Go through the entries below and say how many lines hold the word "this". Nothing else is needed.

= Data to use =
+===+

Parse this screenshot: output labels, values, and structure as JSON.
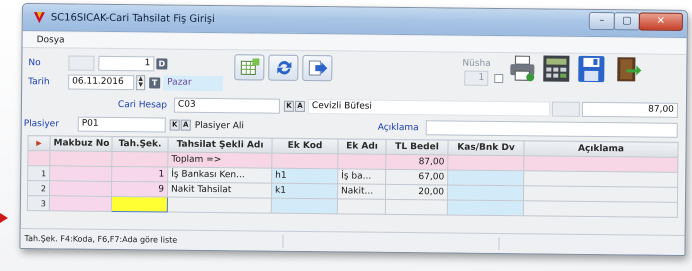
{
  "window": {
    "title": "SC16SICAK-Cari Tahsilat Fiş Girişi",
    "controls": {
      "minimize": "–",
      "maximize": "▢",
      "close": "✕"
    }
  },
  "menu": {
    "items": [
      "Dosya"
    ]
  },
  "header": {
    "no_label": "No",
    "no_value": "1",
    "no_button": "D",
    "tarih_label": "Tarih",
    "tarih_value": "06.11.2016",
    "spin_up": "▲",
    "spin_down": "▼",
    "t_button": "T",
    "day_name": "Pazar",
    "nusha_label": "Nüsha",
    "nusha_value": "1"
  },
  "cari": {
    "label": "Cari Hesap",
    "code": "C03",
    "k_button": "K",
    "a_button": "A",
    "name": "Cevizli Büfesi",
    "balance": "87,00"
  },
  "plasiyer": {
    "label": "Plasiyer",
    "code": "P01",
    "k_button": "K",
    "a_button": "A",
    "name": "Plasiyer Ali",
    "aciklama_label": "Açıklama",
    "aciklama_value": ""
  },
  "toolbar": {
    "buttons": [
      "table-calc-icon",
      "refresh-icon",
      "arrow-right-icon"
    ],
    "right_icons": [
      "printer-icon",
      "calculator-icon",
      "save-icon",
      "exit-icon"
    ]
  },
  "grid": {
    "columns": [
      "Makbuz No",
      "Tah.Şek.",
      "Tahsilat Şekli Adı",
      "Ek Kod",
      "Ek Adı",
      "TL Bedel",
      "Kas/Bnk Dv",
      "Açıklama"
    ],
    "total_row": {
      "label": "Toplam =>",
      "tl_bedel": "87,00"
    },
    "rows": [
      {
        "num": "1",
        "makbuz_no": "",
        "tah_sek": "1",
        "tahsilat_sekli_adi": "İş Bankası Ken...",
        "ek_kod": "h1",
        "ek_adi": "İş ba...",
        "tl_bedel": "67,00",
        "kas_bnk_dv": "",
        "aciklama": ""
      },
      {
        "num": "2",
        "makbuz_no": "",
        "tah_sek": "9",
        "tahsilat_sekli_adi": "Nakit Tahsilat",
        "ek_kod": "k1",
        "ek_adi": "Nakit...",
        "tl_bedel": "20,00",
        "kas_bnk_dv": "",
        "aciklama": ""
      },
      {
        "num": "3",
        "makbuz_no": "",
        "tah_sek": "",
        "tahsilat_sekli_adi": "",
        "ek_kod": "",
        "ek_adi": "",
        "tl_bedel": "",
        "kas_bnk_dv": "",
        "aciklama": ""
      }
    ]
  },
  "status": {
    "text": "Tah.Şek. F4:Koda, F6,F7:Ada göre liste"
  },
  "colors": {
    "label_blue": "#1a3cb4",
    "pink": "#f7d7eb",
    "blue": "#d3ebf8",
    "yellow": "#ffff33",
    "title_bar": "#a9c5e6"
  }
}
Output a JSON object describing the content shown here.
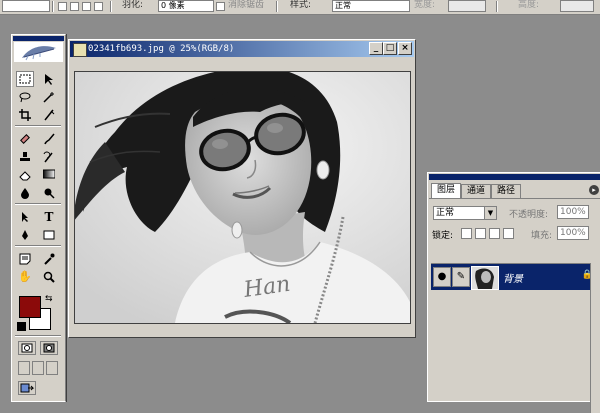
{
  "options_bar": {
    "feather_label": "羽化:",
    "feather_value": "0 像素",
    "antialias_label": "消除锯齿",
    "style_label": "样式:",
    "style_value": "正常",
    "width_label": "宽度:",
    "height_label": "高度:"
  },
  "document": {
    "title": "02341fb693.jpg @ 25%(RGB/8)",
    "buttons": {
      "minimize": "_",
      "maximize": "□",
      "close": "×"
    },
    "image_description_icon": "photo-grayscale"
  },
  "toolbox": {
    "tools": [
      "marquee-icon",
      "move-icon",
      "lasso-icon",
      "magic-wand-icon",
      "crop-icon",
      "slice-icon",
      "healing-brush-icon",
      "brush-icon",
      "clone-stamp-icon",
      "history-brush-icon",
      "eraser-icon",
      "gradient-icon",
      "blur-icon",
      "dodge-icon",
      "path-select-icon",
      "type-icon",
      "pen-icon",
      "shape-icon",
      "notes-icon",
      "eyedropper-icon",
      "hand-icon",
      "zoom-icon"
    ],
    "foreground_color": "#8b0a0a",
    "background_color": "#ffffff"
  },
  "layers_panel": {
    "tabs": [
      "图层",
      "通道",
      "路径"
    ],
    "blend_mode": "正常",
    "opacity_label": "不透明度:",
    "opacity_value": "100%",
    "lock_label": "锁定:",
    "fill_label": "填充:",
    "fill_value": "100%",
    "layer_name": "背景"
  },
  "colors": {
    "workspace": "#8c8c8c",
    "chrome": "#d4d0c8",
    "titlebar": "#0a246a",
    "selection": "#0a246a"
  }
}
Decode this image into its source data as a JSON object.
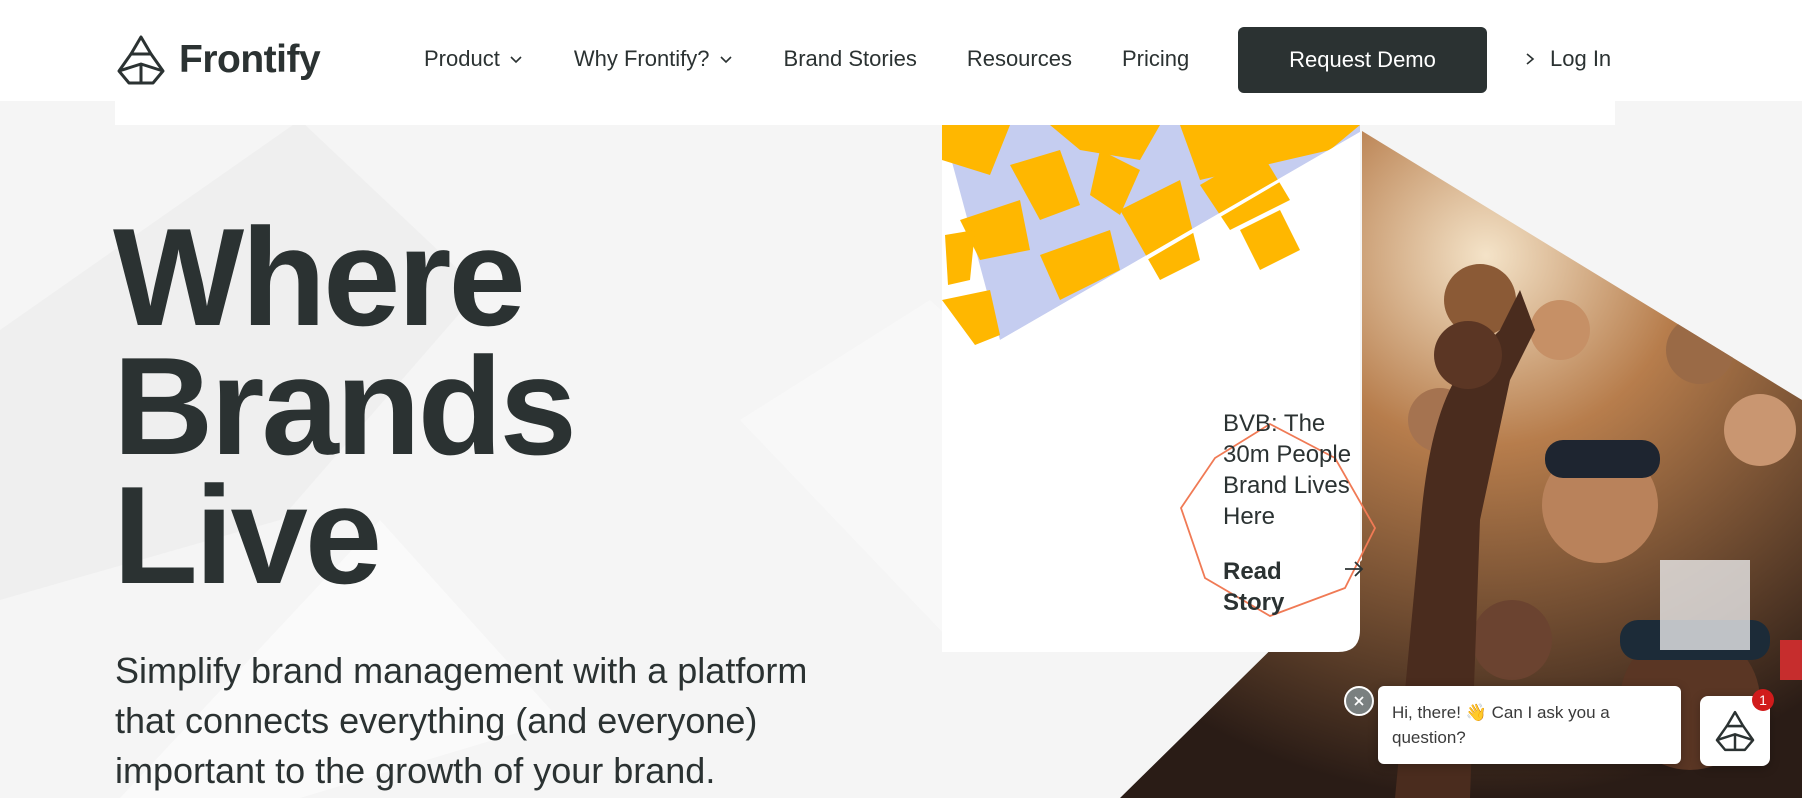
{
  "brand": {
    "name": "Frontify"
  },
  "nav": {
    "items": [
      {
        "label": "Product",
        "has_dropdown": true
      },
      {
        "label": "Why Frontify?",
        "has_dropdown": true
      },
      {
        "label": "Brand Stories",
        "has_dropdown": false
      },
      {
        "label": "Resources",
        "has_dropdown": false
      },
      {
        "label": "Pricing",
        "has_dropdown": false
      }
    ],
    "demo_label": "Request Demo",
    "login_label": "Log In"
  },
  "hero": {
    "title_lines": [
      "Where",
      "Brands",
      "Live"
    ],
    "subtitle_lines": [
      "Simplify brand management with a platform",
      "that connects everything (and everyone)",
      "important to the growth of your brand."
    ]
  },
  "story": {
    "title_lines": [
      "BVB: The",
      "30m People",
      "Brand Lives",
      "Here"
    ],
    "read_lines": [
      "Read",
      "Story"
    ]
  },
  "chat": {
    "message_lines": [
      "Hi, there! 👋 Can I ask you a",
      "question?"
    ],
    "badge": "1"
  },
  "colors": {
    "dark": "#2b3232",
    "accent_yellow": "#ffb700",
    "accent_lavender": "#c5cdf0",
    "doodle_orange": "#f07a55",
    "badge_red": "#d11b1b"
  },
  "icons": [
    "frontify-logo-icon",
    "chevron-down-icon",
    "chevron-right-icon",
    "arrow-right-icon",
    "close-icon"
  ]
}
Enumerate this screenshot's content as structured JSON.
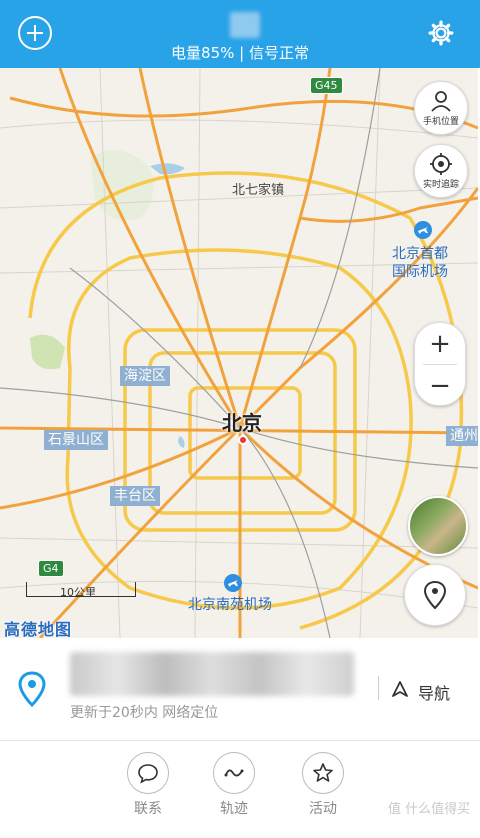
{
  "header": {
    "status": "电量85% | 信号正常",
    "add_icon": "plus-icon",
    "settings_icon": "gear-icon"
  },
  "map": {
    "city": "北京",
    "places": {
      "beiqijia": "北七家镇",
      "airport_capital_line1": "北京首都",
      "airport_capital_line2": "国际机场",
      "airport_nanyuan": "北京南苑机场",
      "haidian": "海淀区",
      "shijingshan": "石景山区",
      "fengtai": "丰台区",
      "tongzhou": "通州"
    },
    "highways": {
      "g45": "G45",
      "g4": "G4"
    },
    "buttons": {
      "phone_location": "手机位置",
      "realtime_tracking": "实时追踪",
      "zoom_in": "+",
      "zoom_out": "−"
    },
    "scale": "10公里",
    "logo": "高德地图"
  },
  "info": {
    "updated": "更新于20秒内  网络定位",
    "navigate": "导航"
  },
  "tabs": [
    {
      "label": "联系",
      "icon": "chat-icon"
    },
    {
      "label": "轨迹",
      "icon": "track-icon"
    },
    {
      "label": "活动",
      "icon": "star-icon"
    }
  ],
  "watermark": "值 什么值得买",
  "colors": {
    "header": "#29a3e8",
    "accent": "#1a9be6",
    "road": "#f6c94a"
  }
}
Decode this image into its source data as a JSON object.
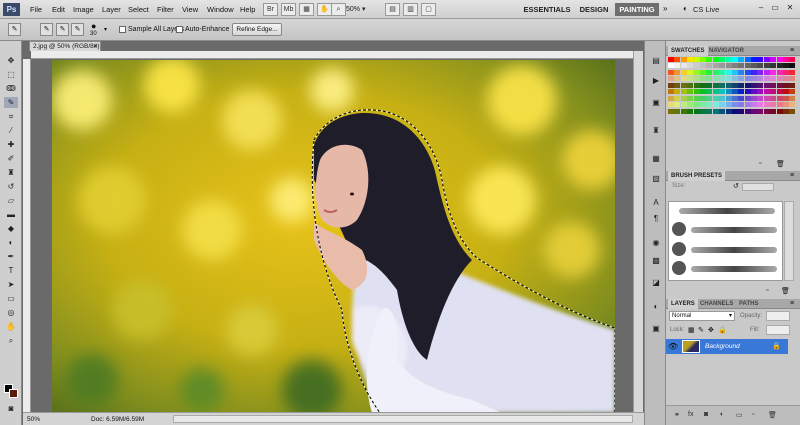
{
  "menubar": {
    "logo": "Ps",
    "menus": [
      "File",
      "Edit",
      "Image",
      "Layer",
      "Select",
      "Filter",
      "View",
      "Window",
      "Help"
    ],
    "zoom": "50%",
    "workspaces": [
      "ESSENTIALS",
      "DESIGN",
      "PAINTING"
    ],
    "active_workspace": "PAINTING",
    "cs_live": "CS Live"
  },
  "options": {
    "brush_size": "30",
    "sample_all_layers": "Sample All Layers",
    "auto_enhance": "Auto-Enhance",
    "refine_edge": "Refine Edge..."
  },
  "document": {
    "tab_title": "2.jpg @ 50% (RGB/8#)",
    "status_zoom": "50%",
    "status_doc": "Doc: 6.59M/6.59M"
  },
  "panels": {
    "swatches_tab": "SWATCHES",
    "navigator_tab": "NAVIGATOR",
    "brush_presets_tab": "BRUSH PRESETS",
    "brush_size_label": "Size:",
    "layers_tab": "LAYERS",
    "channels_tab": "CHANNELS",
    "paths_tab": "PATHS",
    "blend_mode": "Normal",
    "opacity_label": "Opacity:",
    "lock_label": "Lock:",
    "fill_label": "Fill:",
    "layer_name": "Background"
  },
  "colors": {
    "foreground": "#000000",
    "background": "#5a1a0a",
    "selected_layer": "#3a78d8"
  }
}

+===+

= Your response =
4